Last week, pray.com declared itself the first faith-based company in the metaverse by launching its own NFT. The company launched PRAY TEAM, a Web3, crypto and metaverse educational initiative for Christians, along with a “National Day of Prayer” coin that acts as its own NFT. And, hey, isn’t this all sounding like something out of The Righteous Gemstones to anyone else?
“This is a unique opportunity for the Christian community to be at the forefront of technology and help shape it for good,” Chief Technology Officer and Co-founder of Pray.com Ryan Beck told PR Newswire. “Crypto, Web3, NFTs and the Metaverse are reshaping the future of technology, and Pray.com is leading the charge for Christians around the world to be a part of it by building the first global community for Christians to learn about crypto, and by creating new technologies for faith-based content.”
Despite Pray.com’s claims of being “the first” to the metaverse, it’s a crowded field. In March, “Holy Bibles NFT” claimed to be the “first-ever charity-based non-fungible token” (maybe that’s different than “first faith-based”) with the goal of creating a church in the metaverse that would be the world’s largest — targeting a goal of 100 million members. That project targeted $60 million to get off the ground and, once again, we have to draw some comparisons to HBO’s Gemstone family.

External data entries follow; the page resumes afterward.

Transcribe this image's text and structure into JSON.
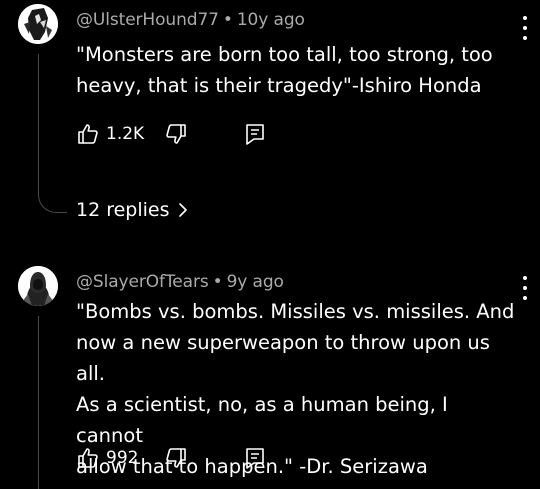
{
  "comments": [
    {
      "author": "@UlsterHound77",
      "age": "10y ago",
      "text": "\"Monsters are born too tall, too strong, too\nheavy, that is their tragedy\"-Ishiro Honda",
      "likes": "1.2K",
      "replies_label": "12 replies",
      "avatar_icon": "masked-figure-avatar"
    },
    {
      "author": "@SlayerOfTears",
      "age": "9y ago",
      "text": "\"Bombs vs. bombs. Missiles vs. missiles. And\nnow a new superweapon to throw upon us all.\nAs a scientist, no, as a human being, I cannot\nallow that to happen.\" -Dr. Serizawa",
      "likes": "992",
      "avatar_icon": "hooded-figure-avatar"
    }
  ],
  "separator": "•",
  "icons": {
    "like": "thumbs-up-icon",
    "dislike": "thumbs-down-icon",
    "reply": "reply-comment-icon",
    "more": "kebab-menu-icon",
    "expand": "chevron-right-icon"
  },
  "colors": {
    "background": "#000000",
    "meta_text": "#aaaaaa",
    "primary_text": "#ffffff",
    "thread_line": "#4a4a4a"
  }
}
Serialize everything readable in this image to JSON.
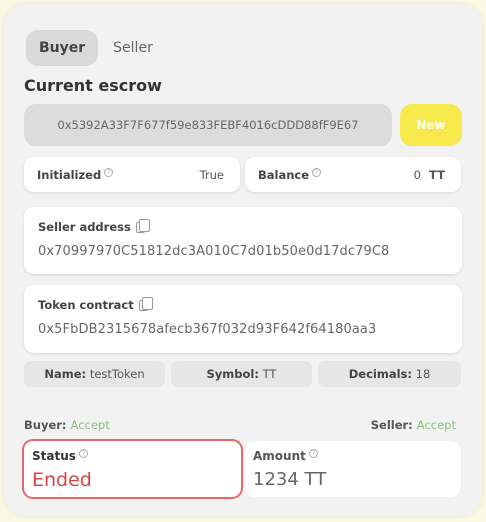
{
  "tabs": [
    {
      "label": "Buyer",
      "active": true
    },
    {
      "label": "Seller",
      "active": false
    }
  ],
  "escrow": {
    "title": "Current escrow",
    "address_value": "0x5392A33F7F677f59e833FEBF4016cDDD88fF9E67",
    "new_button_label": "New"
  },
  "initialized": {
    "label": "Initialized",
    "value": "True"
  },
  "balance": {
    "label": "Balance",
    "value": "0",
    "unit": "TT"
  },
  "seller_address": {
    "label": "Seller address",
    "value": "0x70997970C51812dc3A010C7d01b50e0d17dc79C8"
  },
  "token_contract": {
    "label": "Token contract",
    "value": "0x5FbDB2315678afecb367f032d93F642f64180aa3"
  },
  "token": {
    "name_label": "Name:",
    "name_value": "testToken",
    "symbol_label": "Symbol:",
    "symbol_value": "TT",
    "decimals_label": "Decimals:",
    "decimals_value": "18"
  },
  "parties": {
    "buyer_label": "Buyer:",
    "buyer_state": "Accept",
    "seller_label": "Seller:",
    "seller_state": "Accept"
  },
  "status": {
    "label": "Status",
    "value": "Ended"
  },
  "amount": {
    "label": "Amount",
    "value": "1234 TT"
  },
  "colors": {
    "background": "#fbf8e3",
    "new_button": "#f7e94b",
    "accept_green": "#8dc07a",
    "status_red": "#d94444",
    "status_border": "#e26a6a"
  },
  "icons": {
    "info": "info-circle-icon",
    "copy": "copy-icon"
  }
}
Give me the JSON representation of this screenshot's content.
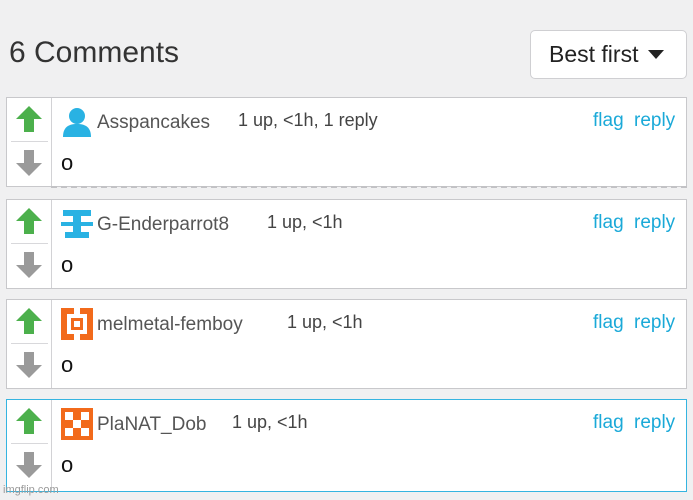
{
  "header": {
    "title": "6 Comments",
    "sort_label": "Best first"
  },
  "comments": [
    {
      "username": "Asspancakes",
      "meta": "1 up, <1h, 1 reply",
      "body": "o",
      "avatar": "person-icon"
    },
    {
      "username": "G-Enderparrot8",
      "meta": "1 up, <1h",
      "body": "o",
      "avatar": "identicon-blue"
    },
    {
      "username": "melmetal-femboy",
      "meta": "1 up, <1h",
      "body": "o",
      "avatar": "identicon-orange"
    },
    {
      "username": "PlaNAT_Dob",
      "meta": "1 up, <1h",
      "body": "o",
      "avatar": "identicon-orange-x"
    }
  ],
  "actions": {
    "flag": "flag",
    "reply": "reply"
  },
  "colors": {
    "upvote": "#4cb04c",
    "downvote": "#9a9a9a",
    "link": "#1aa9d8",
    "avatar_blue": "#29b2e3",
    "avatar_orange": "#f26a1b"
  },
  "watermark": "imgflip.com"
}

It’s an interesting time to launch all this, since cryptocurrency’s value is currently in free fall. Currencies shift and crypto could still rebound but the warning sign around NFTs should make Christians wary of putting too many eggs in that particular basket.